When I was first shown the first year teacher’s roller coaster pictured above (albeit unfortunately sans freaked-out roller coaster rider), I was a first year teacher in mid-October. I believe I was crying in the English department office with my mentor consoling me, but also knowingly smirking because she’d been there. They’d all been there. It’d eventually get better.
It wasn’t until a few years later that I realized that this roller coaster – taking teachers from anticipation, through survival, down to disillusionment, then up through rejuvenation, reflection, and back to anticipation – applied to all of the years of teaching. Or, at least to the first eight so far as I can tell. But we keep coming back; the power of anticipation is strong, and the pain of disillusionment eventually wears off. At some point in November, you crawl out of the hole you dug for yourself, dust yourself off, and remember what it is like to have a life, to really teach, and to enjoy whatever it is you’re doing.
This year, I’ve been stuck firmly in disillusionment. Right on schedule. And all of this is a way of explaining to you why I haven’t been keeping up here. In fact, I almost never write much in October. A few years ago, I even quit blogging in October. This is just the life of a teacher. Cyclical and eerily predictable, though almost comfortingly so.

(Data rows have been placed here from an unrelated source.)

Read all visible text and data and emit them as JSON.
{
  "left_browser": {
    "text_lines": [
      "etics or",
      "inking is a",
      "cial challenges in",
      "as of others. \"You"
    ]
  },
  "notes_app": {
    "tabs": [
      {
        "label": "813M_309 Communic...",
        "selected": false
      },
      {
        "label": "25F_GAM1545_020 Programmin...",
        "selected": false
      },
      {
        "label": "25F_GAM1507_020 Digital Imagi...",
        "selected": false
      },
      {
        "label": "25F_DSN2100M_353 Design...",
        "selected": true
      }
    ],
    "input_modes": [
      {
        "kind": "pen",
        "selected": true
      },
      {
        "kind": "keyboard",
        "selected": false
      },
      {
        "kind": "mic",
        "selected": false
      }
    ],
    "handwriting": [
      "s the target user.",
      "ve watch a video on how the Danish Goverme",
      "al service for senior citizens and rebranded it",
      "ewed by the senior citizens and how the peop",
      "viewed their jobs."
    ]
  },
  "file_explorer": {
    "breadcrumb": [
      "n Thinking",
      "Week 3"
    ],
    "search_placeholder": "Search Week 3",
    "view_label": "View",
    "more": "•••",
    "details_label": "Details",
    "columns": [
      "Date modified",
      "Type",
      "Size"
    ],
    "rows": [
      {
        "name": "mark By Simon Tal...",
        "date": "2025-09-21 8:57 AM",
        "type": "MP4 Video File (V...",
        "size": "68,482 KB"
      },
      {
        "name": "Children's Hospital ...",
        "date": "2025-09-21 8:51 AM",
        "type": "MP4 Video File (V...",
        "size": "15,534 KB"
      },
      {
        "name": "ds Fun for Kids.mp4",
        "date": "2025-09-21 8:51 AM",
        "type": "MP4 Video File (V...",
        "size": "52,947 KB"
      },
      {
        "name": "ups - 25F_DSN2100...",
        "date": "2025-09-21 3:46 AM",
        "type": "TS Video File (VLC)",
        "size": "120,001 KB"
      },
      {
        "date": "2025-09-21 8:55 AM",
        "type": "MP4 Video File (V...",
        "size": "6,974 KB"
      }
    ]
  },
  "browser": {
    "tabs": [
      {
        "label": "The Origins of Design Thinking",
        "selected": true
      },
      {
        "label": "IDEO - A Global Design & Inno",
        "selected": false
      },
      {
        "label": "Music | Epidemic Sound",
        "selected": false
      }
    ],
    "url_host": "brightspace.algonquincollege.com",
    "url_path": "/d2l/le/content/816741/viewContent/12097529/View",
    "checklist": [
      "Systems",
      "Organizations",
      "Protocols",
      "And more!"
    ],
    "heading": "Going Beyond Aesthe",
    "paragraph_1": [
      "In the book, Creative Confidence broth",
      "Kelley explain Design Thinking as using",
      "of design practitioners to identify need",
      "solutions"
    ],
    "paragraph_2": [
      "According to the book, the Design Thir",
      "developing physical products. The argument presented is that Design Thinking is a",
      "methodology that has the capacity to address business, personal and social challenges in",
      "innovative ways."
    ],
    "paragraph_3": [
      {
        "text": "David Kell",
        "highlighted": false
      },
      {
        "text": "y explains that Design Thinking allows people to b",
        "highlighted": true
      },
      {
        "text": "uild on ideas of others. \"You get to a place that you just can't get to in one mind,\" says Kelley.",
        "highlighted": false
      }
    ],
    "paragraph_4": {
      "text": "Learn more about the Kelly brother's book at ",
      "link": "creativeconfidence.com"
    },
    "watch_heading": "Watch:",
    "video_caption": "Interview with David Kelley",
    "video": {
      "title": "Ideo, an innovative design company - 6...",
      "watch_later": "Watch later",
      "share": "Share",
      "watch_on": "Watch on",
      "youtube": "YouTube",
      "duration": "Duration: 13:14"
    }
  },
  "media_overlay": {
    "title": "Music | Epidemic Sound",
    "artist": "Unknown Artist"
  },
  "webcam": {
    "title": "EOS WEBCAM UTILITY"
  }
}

As I looked outside today and it was snowing, I realized it has been almost two months since I’ve posted here, which is unacceptable in a way, but necessary in many others. I’ve missed it terribly. I’ve had so many things to say, but never enough time to say them. This is me trying to start carving out some time again. It’ll be a while before I really start to rejuvenate, provided I stay on schedule, but I hope to be back at it regularly before too long.
Featured Image Credit: Pinterest